And those signature moments we’ve talked about? You likely don’t need to be reminded what Bautista’s is.
5. Gary Woods (1977-78)
Deciding who are among the five worst outfielders in franchise history is an exercise mostly in subjectiveness.
The true worst of the worst didn’t spent enough days in the major leagues to matter, so while this list is comprised of some ugly numbers, I tried to find players who were at least given ample opportunity to fail and not players who waved at pitches for 17 at-bats.
Woods spent his age-23 and age-24 seasons with the Jays in 1977 and ’78, expertly managing to contribute -1.3 fWAR over 68 games, thanks to a .211/.242/.260 slash line and no home runs.
While he could catch the baseball, Woods was a zero offensively, posting a 31 Weighted Runs Created Plus (wRC+), third worst among outfielders with 100-plus trips to the plate in franchise history.
An original expansion draft pick, Woods was traded to the Houston Astros in 1978 for a minor leaguer named Don Pisker, whose career ended in Triple-A.
4. Ron Shepherd (1984-86)
A pinch-running specialist who somehow managed to steal only three bases his entire career, Shepherd shuttled back and forth between Toronto and Triple-A Syracuse for three seasons in the mid-80s, rarely finding success when he did get the call.
His stat line is pretty amazing.

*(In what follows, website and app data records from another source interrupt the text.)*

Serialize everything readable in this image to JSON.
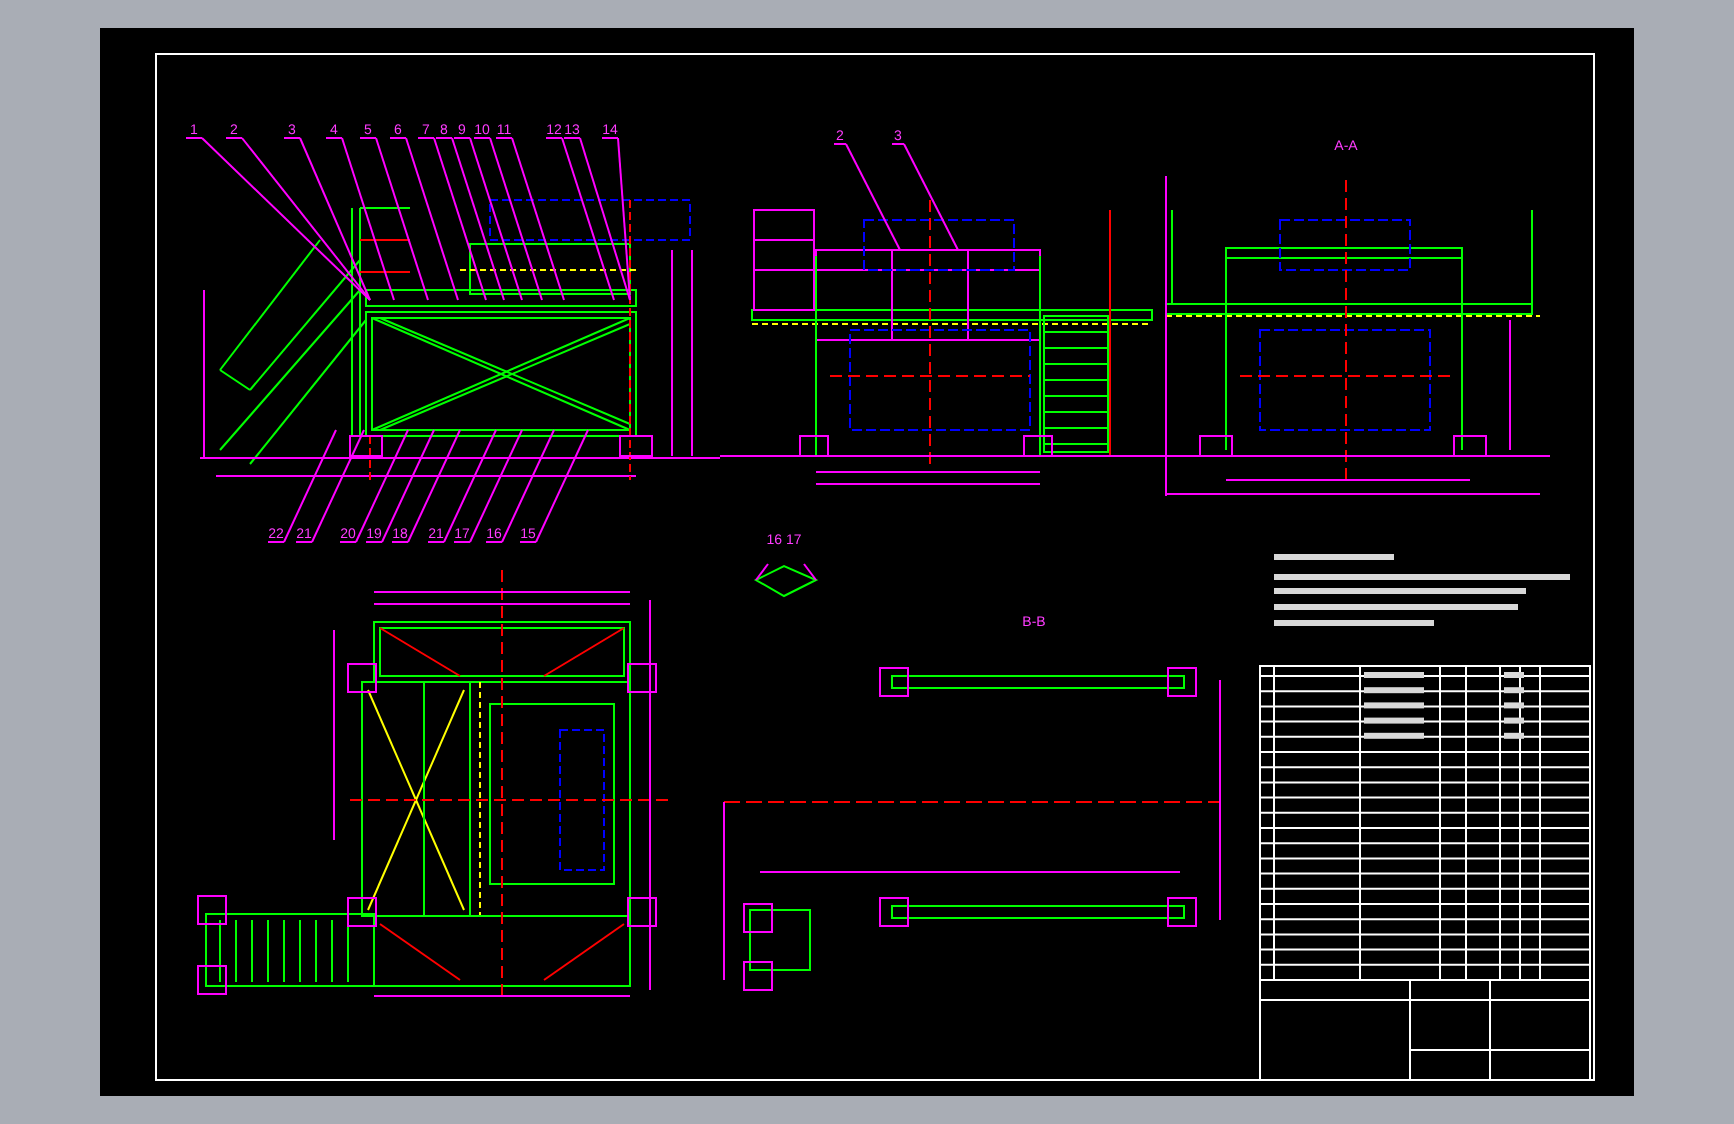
{
  "drawing": {
    "top_balloons": [
      "1",
      "2",
      "3",
      "4",
      "5",
      "6",
      "7",
      "8",
      "9",
      "10",
      "11",
      "12",
      "13",
      "14"
    ],
    "bottom_balloons": [
      "22",
      "21",
      "20",
      "19",
      "18",
      "21",
      "17",
      "16",
      "15"
    ],
    "front_view_balloons": [
      "2",
      "3"
    ],
    "section_labels": [
      "A-A",
      "B-B"
    ],
    "detail_label": "16  17"
  }
}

He appeared in 115 career games, but only walked to the dish 114 times.
In those plate appearances, he struck out in 37 of them, slashing just .167/.204/.278, resulting in the second worst outfielder wRC+ in franchise history at 27.

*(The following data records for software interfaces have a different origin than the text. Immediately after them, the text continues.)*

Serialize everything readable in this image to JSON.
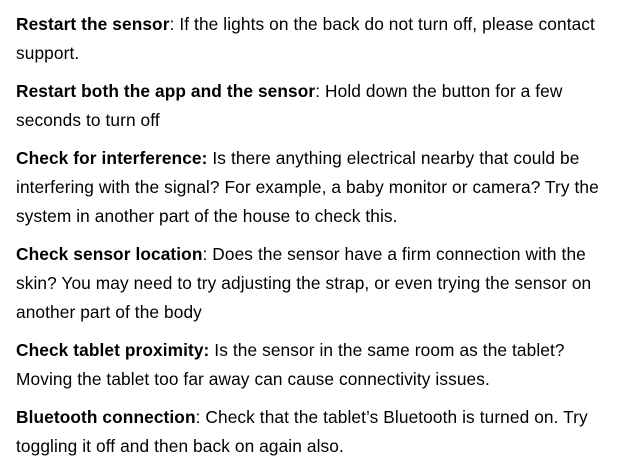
{
  "items": [
    {
      "heading": "Restart the sensor",
      "separator": ":",
      "text": " If the lights on the back do not turn off, please contact support."
    },
    {
      "heading": "Restart both the app and the sensor",
      "separator": ":",
      "text": " Hold down the button for a few seconds to turn off"
    },
    {
      "heading": "Check for interference:",
      "separator": "",
      "text": " Is there anything electrical nearby that could be interfering with the signal? For example, a baby monitor or camera? Try the system in another part of the house to check this."
    },
    {
      "heading": "Check sensor location",
      "separator": ":",
      "text": " Does the sensor have a firm connection with the skin? You may need to try adjusting the strap, or even trying the sensor on another part of the body"
    },
    {
      "heading": "Check tablet proximity:",
      "separator": "",
      "text": " Is the sensor in the same room as the tablet? Moving the tablet too far away can cause connectivity issues."
    },
    {
      "heading": "Bluetooth connection",
      "separator": ":",
      "text": " Check that the tablet’s Bluetooth is turned on. Try toggling it off and then back on again also."
    }
  ]
}
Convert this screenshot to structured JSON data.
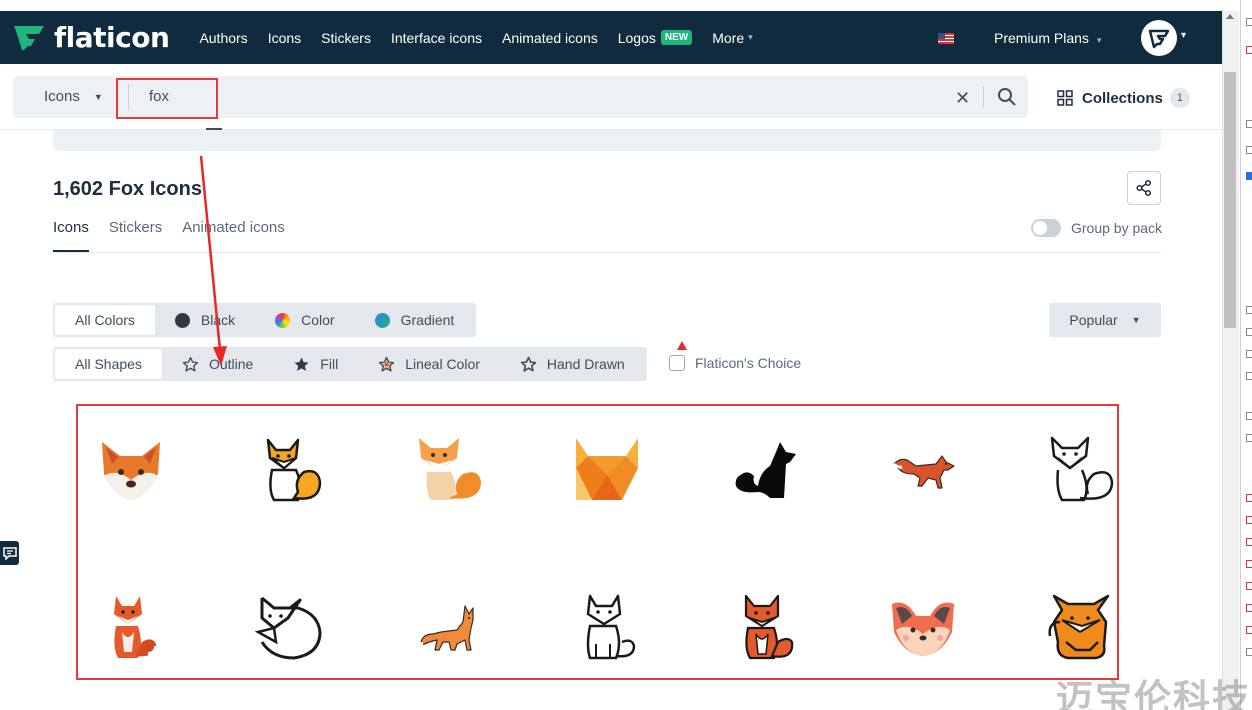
{
  "brand": {
    "name": "flaticon"
  },
  "nav": {
    "items": [
      {
        "label": "Authors"
      },
      {
        "label": "Icons"
      },
      {
        "label": "Stickers"
      },
      {
        "label": "Interface icons"
      },
      {
        "label": "Animated icons"
      },
      {
        "label": "Logos",
        "badge": "NEW"
      },
      {
        "label": "More"
      }
    ],
    "premium_label": "Premium Plans"
  },
  "search": {
    "type_label": "Icons",
    "query": "fox",
    "collections_label": "Collections",
    "collections_count": "1"
  },
  "results": {
    "title": "1,602 Fox Icons",
    "tabs": [
      {
        "label": "Icons",
        "active": true
      },
      {
        "label": "Stickers",
        "active": false
      },
      {
        "label": "Animated icons",
        "active": false
      }
    ],
    "group_by_pack_label": "Group by pack"
  },
  "filters": {
    "colors": [
      "All Colors",
      "Black",
      "Color",
      "Gradient"
    ],
    "shapes": [
      "All Shapes",
      "Outline",
      "Fill",
      "Lineal Color",
      "Hand Drawn"
    ],
    "sort_label": "Popular",
    "flaticon_choice_label": "Flaticon's Choice"
  },
  "icons": [
    {
      "name": "fox-face-flat-icon"
    },
    {
      "name": "sitting-fox-lineal-color-icon"
    },
    {
      "name": "sitting-fox-flat-icon"
    },
    {
      "name": "geometric-fox-icon"
    },
    {
      "name": "fox-silhouette-icon"
    },
    {
      "name": "running-fox-icon"
    },
    {
      "name": "sitting-fox-outline-icon"
    },
    {
      "name": "sitting-fox-red-icon"
    },
    {
      "name": "curled-fox-outline-icon"
    },
    {
      "name": "standing-fox-icon"
    },
    {
      "name": "fox-outline-sitting-icon"
    },
    {
      "name": "fox-cub-lineal-color-icon"
    },
    {
      "name": "fox-face-pink-icon"
    },
    {
      "name": "fox-hand-drawn-icon"
    }
  ],
  "watermark": "迈宝伦科技",
  "colors": {
    "topbar": "#0f2b3d",
    "accent_new": "#1fb57c",
    "annotation_red": "#e23b3b",
    "fox_orange": "#e9792a"
  }
}
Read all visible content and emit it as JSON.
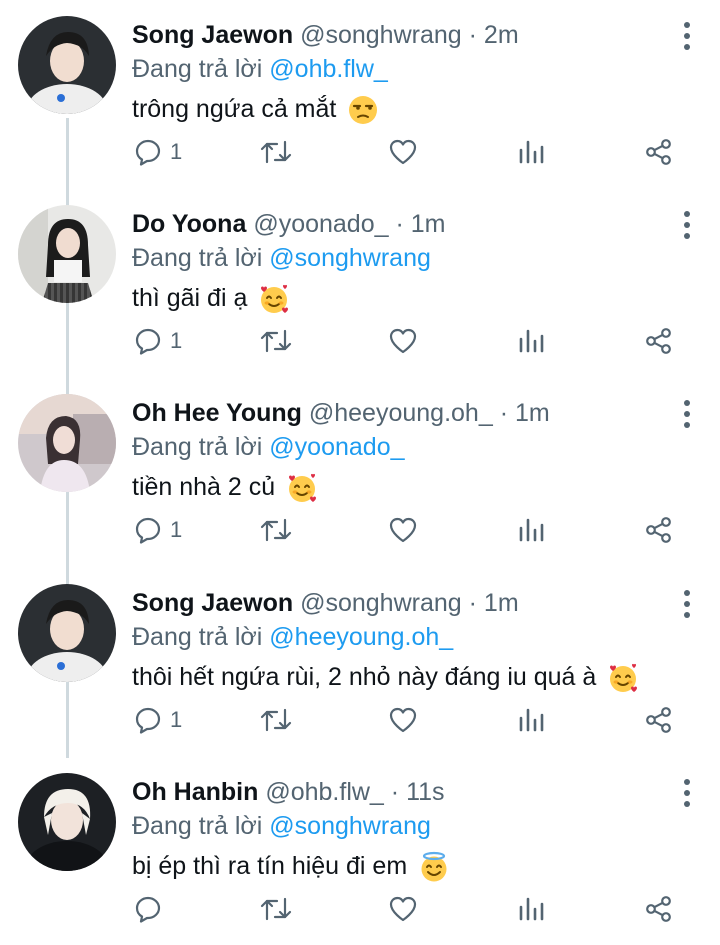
{
  "labels": {
    "replying": "Đang trả lời"
  },
  "colors": {
    "accent": "#1d9bf0",
    "secondary": "#536471",
    "line": "#cfd9de"
  },
  "tweets": [
    {
      "name": "Song Jaewon",
      "handle": "@songhwrang",
      "dot": "·",
      "time": "2m",
      "reply_to": "@ohb.flw_",
      "text": "trông ngứa cả mắt",
      "emoji": "unamused-face",
      "reply_count": "1"
    },
    {
      "name": "Do Yoona",
      "handle": "@yoonado_",
      "dot": "·",
      "time": "1m",
      "reply_to": "@songhwrang",
      "text": "thì gãi đi ạ",
      "emoji": "smiling-face-with-hearts",
      "reply_count": "1"
    },
    {
      "name": "Oh Hee Young",
      "handle": "@heeyoung.oh_",
      "dot": "·",
      "time": "1m",
      "reply_to": "@yoonado_",
      "text": "tiền nhà 2 củ",
      "emoji": "smiling-face-with-hearts",
      "reply_count": "1"
    },
    {
      "name": "Song Jaewon",
      "handle": "@songhwrang",
      "dot": "·",
      "time": "1m",
      "reply_to": "@heeyoung.oh_",
      "text": "thôi hết ngứa rùi, 2 nhỏ này đáng iu quá à",
      "emoji": "smiling-face-with-hearts",
      "reply_count": "1"
    },
    {
      "name": "Oh Hanbin",
      "handle": "@ohb.flw_",
      "dot": "·",
      "time": "11s",
      "reply_to": "@songhwrang",
      "text": "bị ép thì ra tín hiệu đi em",
      "emoji": "smiling-face-with-halo",
      "reply_count": ""
    }
  ],
  "icons": [
    "reply-icon",
    "retweet-icon",
    "like-icon",
    "analytics-icon",
    "share-icon",
    "more-icon"
  ]
}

When 100 is the league average, 27 is ... well, it’s something.
Shepherd posted a -1.5 fWAR in Toronto, so it’s no surprise he was released in March of 1987 and never appeared in the majors again.
3. Mike McCoy (2010-12)
Arriving in Toronto ahead of the 2010 season as a waiver claim from the Colorado Rockies, McCoy hung around and played a role with the Blue Jays for parts of three seasons.
But in 158 games across 374 trips to the plate as a Blue Jay, McCoy finished with a .193 batting average, and the utility-man was remarkably consistent in doing so.
In 2010, he batted .195.
In 2011, it was .198.
In 2012, he managed a .173 mark.
Add it all up and McCoy is the only outfielder in club history with a minimum of 300 plate appearances under the Mendoza Line and it’s not even close, making Billy McKinney (.227), Moises Sierra (.229), Rob Ducey (.231) and Anthony Gose (.234), the next four in line, all look like batting champions.
2. Joe Cannon (1979-80)
I’ve now pointed to wRC+ a couple of times as a way of finding the worst offensive outfielders in Jays history, but this is where it gets really ugly.
Despite an 80-grade name, Joe Cannon, the pride of Camp LeJeune, N.C., holds the distinction of producing close to minus two wins for his ballclub at -1.9 fWAR.
Acquired from the Houston Astros in November of 1978 — catcher Alan Ashby was shipped out of town — Cannon only needed 131 games and 197 trips to the plate to register a -2 wRC+ over the next two seasons with the Jays.
It’s the only negative figure in club history for players with more than 50 trips to the plate, and his .186 career on-base percentage is also the worst in franchise history.
Across four major league seasons and 148 total games, Cannon walked once. Ever.
1. Danny Ainge (1979-81)
While the other four names on this list played sparingly and the reasons why seem obvious, pre-hoops Danny Ainge was given significant opportunity to make a living playing baseball for three seasons.
The results weren’t flattering.
With the understanding that he debuted at the tender age of 20 and was still playing basketball in college as a major leaguer, Ainge never posted an OPS above .578 and his .269 career slugging percentage, second worst in club history for those with at least 500 trips to the plate, makes Munenori Kawasaki look like a power hitter at .301.
Splitting his time between second base (89 starts), third (65 starts), shortstop (5 starts) and the outfield (29 starts), Ainge’s lowly 43 wRC+ is dead last in franchise history.
After being drafted by the Boston Celtics 31st overall in 1981, Ainge made the right decision to hang up his spikes.